Daimler posted robust quarterly results that underwhelmed investors whose expectations had been inflated by recent stellar reports by peers such as Volkswagen and truck maker Volvo .

Shares of Daimler slid to the bottom of the German blue-chip index <.GDAXI> as well as the STOXX Europe 600 Automobiles & Parts <.SXAP> index, trading 2.1 percent lower at 51.97 euros at 0829 GMT.

Daimler's first-quarter earnings before interest and tax (EBIT) rose 71 percent to 2.03 billion euros ($3 billion), helped by strong passenger car demand from emerging markets and a robust truck business.

That was slightly above the average analyst estimate of 1.99 billion euros in a Reuters poll but not enough to move Daimler shares higher.

While the first quarter was definitely a good quarter for Daimler, it also shows that it becomes more difficult for the company to surprise positively as expectations are high, Equinet analyst Tim Schuldt said.

Volkswagen, Europe's biggest carmaker, this week blasted through market forecasts as it reported emerging markets boosted its quarterly business.

Daimler's passenger car business also benefited from demand in China -- now the world's largest car market -- where it sold 82 percent more cars in the first three months of 2011 than in the year-earlier period.

Global luxury car makers, from Volkswagen's Audi to BMW , have racked up eye-popping sales in China, where a growing army of super-rich is fuelling demand for everything from Gucci handbags to Rolls-Royce cars.

Daimler Chief Financial Officer Bodo Uebber said on Friday he had no indication that demand in China would ease in coming months, adding he expected Daimler to grow 15-20 percent there this year, faster than the market.

Uebber warned, however, that growing headwinds from rising commodity prices could lead to higher than expected costs this year and that exchange rates would likely remain volatile.

But Daimler still affirmed its 2011 outlook, saying it expects EBIT to rise significantly this year, offering little solace for investors who had hoped for more specific guidance after being disappointed in February by the vague outlook.

We want to keep the suspense ahead of every quarter, Uebber said.


Daimler's trucks business was in line with consensus, but some criticized that margins there still lagged peers, with a return on sales of 6.6 percent, partly due to the impact of the earthquake and subsequent nuclear crisis in Japan.
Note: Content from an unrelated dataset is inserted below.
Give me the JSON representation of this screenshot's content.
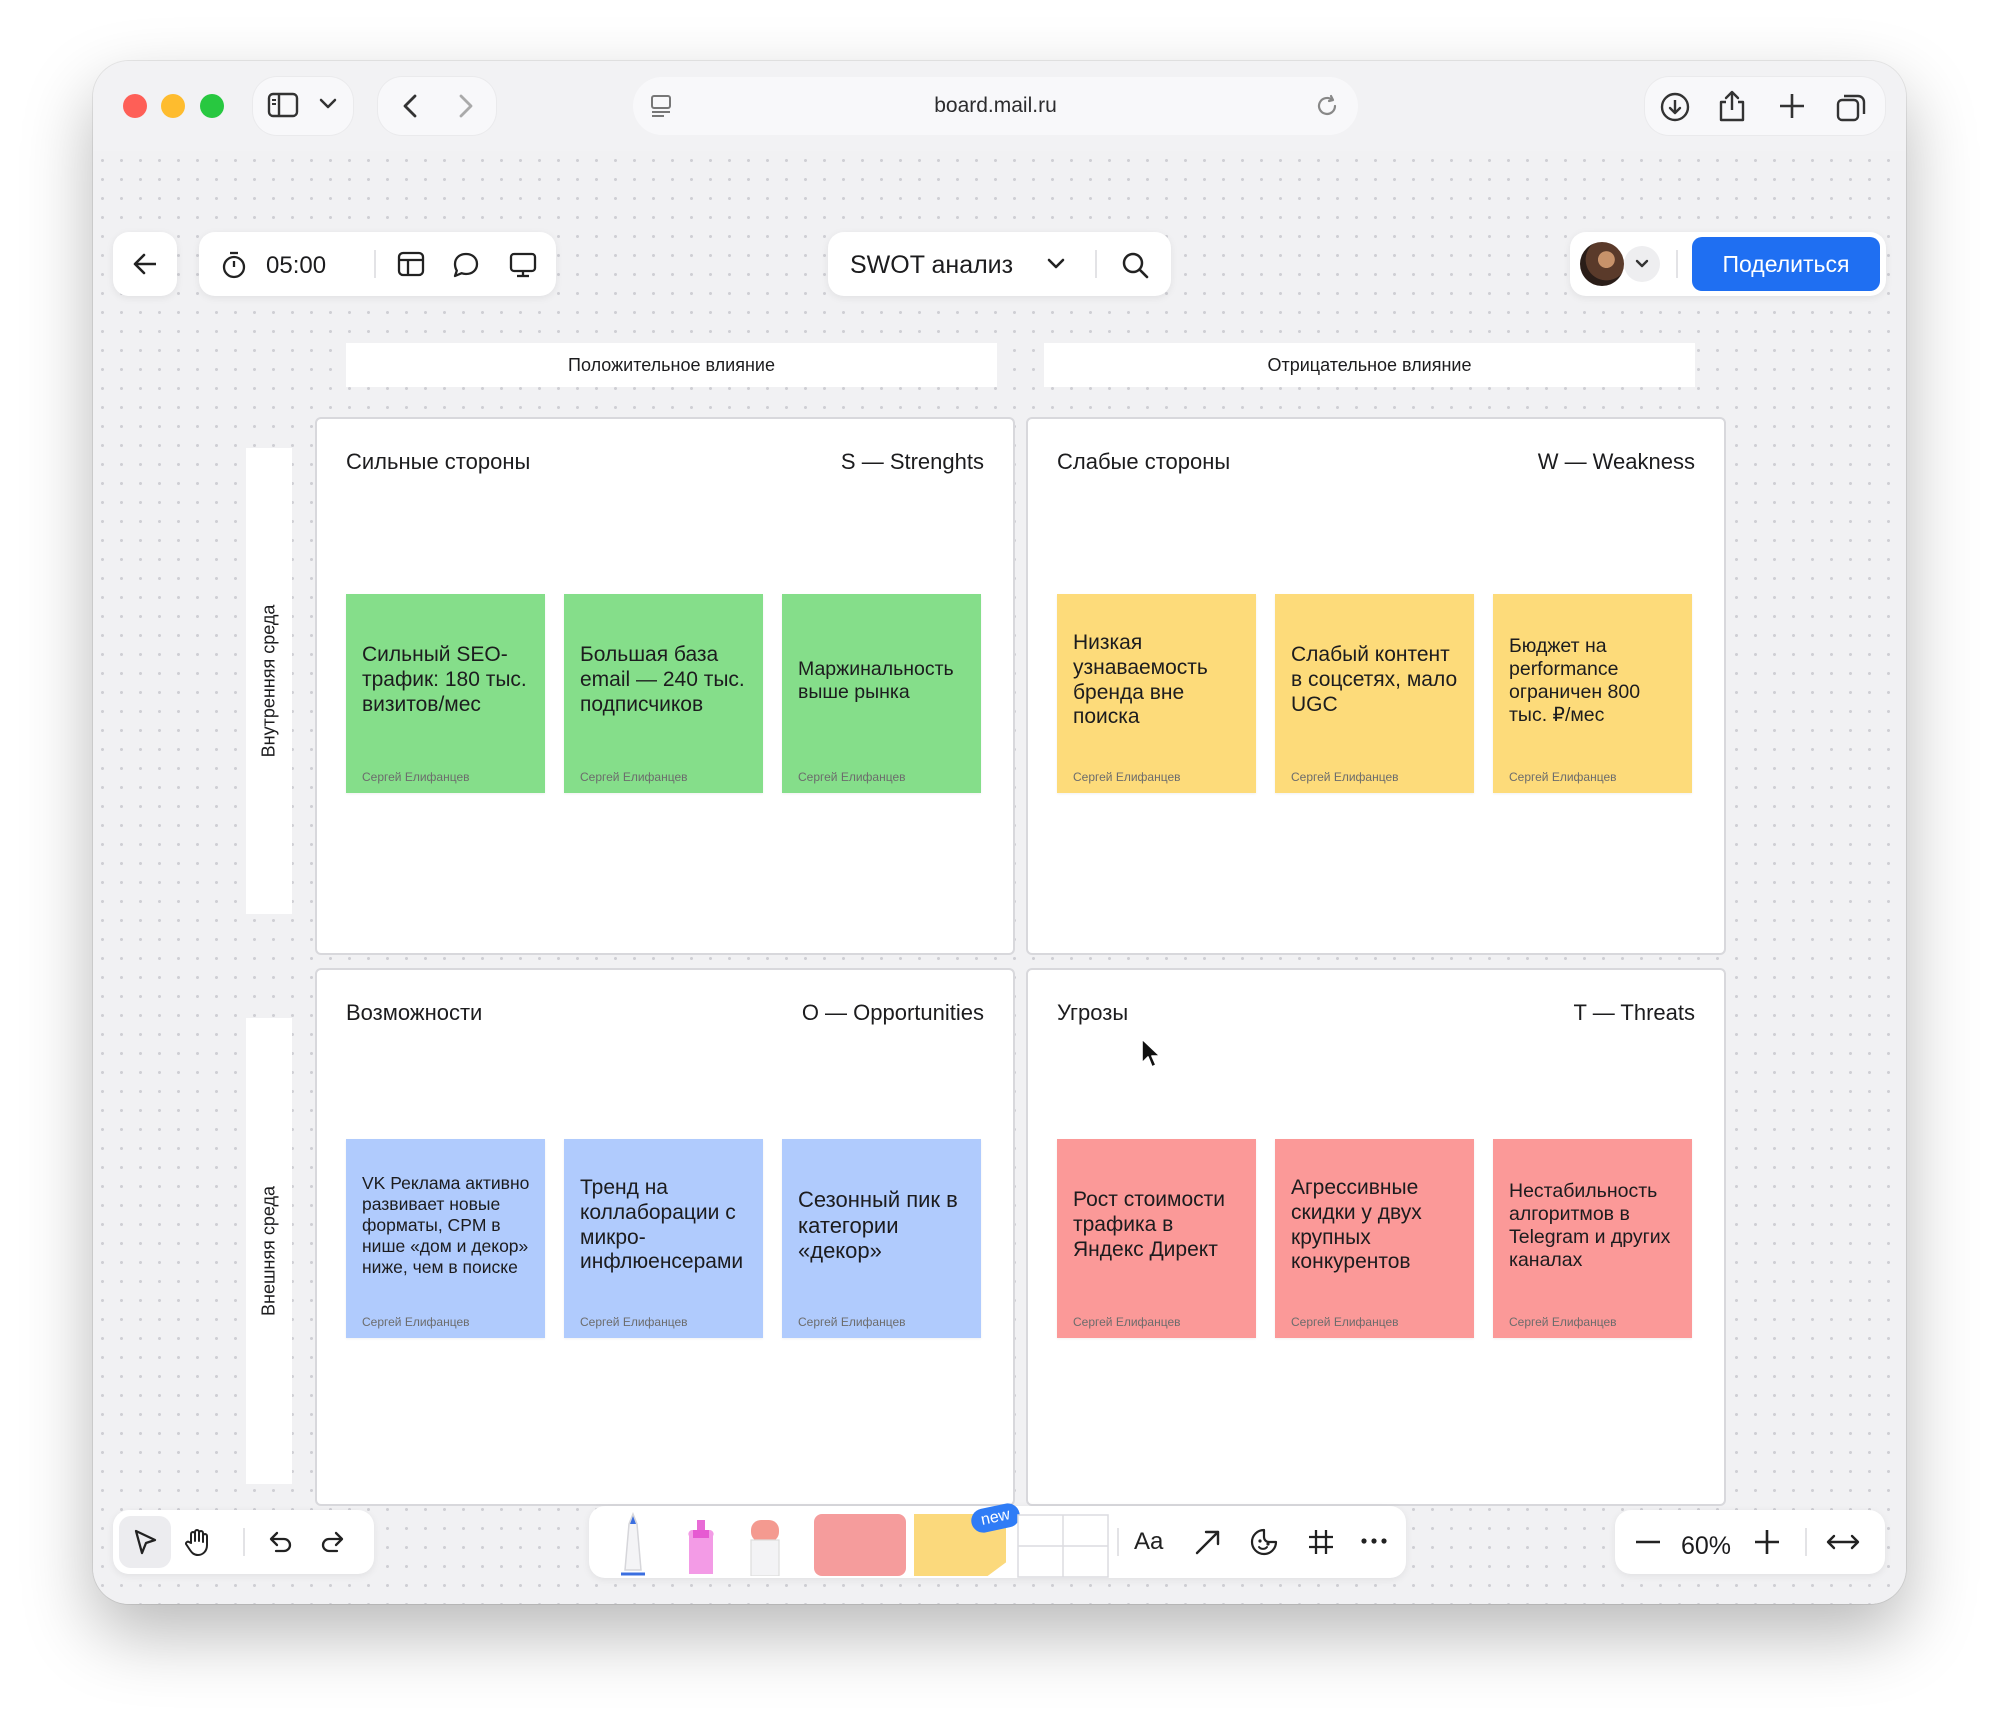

Daimler Trucks took a 49 million euro hit from damage and production losses in Japan, where its Mitsubishi Fuso unit had to halt production for several weeks. Additional costs in the second quarter could come to 50-100 million euros, Uebber said.

Volvo and Scania , two of Europe's biggest truck makers, this week posted forecast-beating operating margins of 9.1 percent and 16.1 percent, respectively, underscoring the sharp rebound in the global truck market and raising expectations for Daimler.

The highly cyclical heavy-duty truck market has picked up strongly in recent quarters, with growth spreading out of emerging markets in Asia and Latin America to more mature markets on both sides of the North Atlantic.

Bernstein analyst Max Warburton said he expects growth at Daimler Trucks to accelerate and margins to recover this year.

We are lukewarmly enthusiastic, Silvia Quandt analyst Albrecht Denninghoff said.

Considering the positive surprises at Volvo and VW, Daimler's figures are not enough to give its stock additional impulses.

(Additional reporting by Harro ten Wolde; Editing by Hans Peters)

($1=.6740 Euro)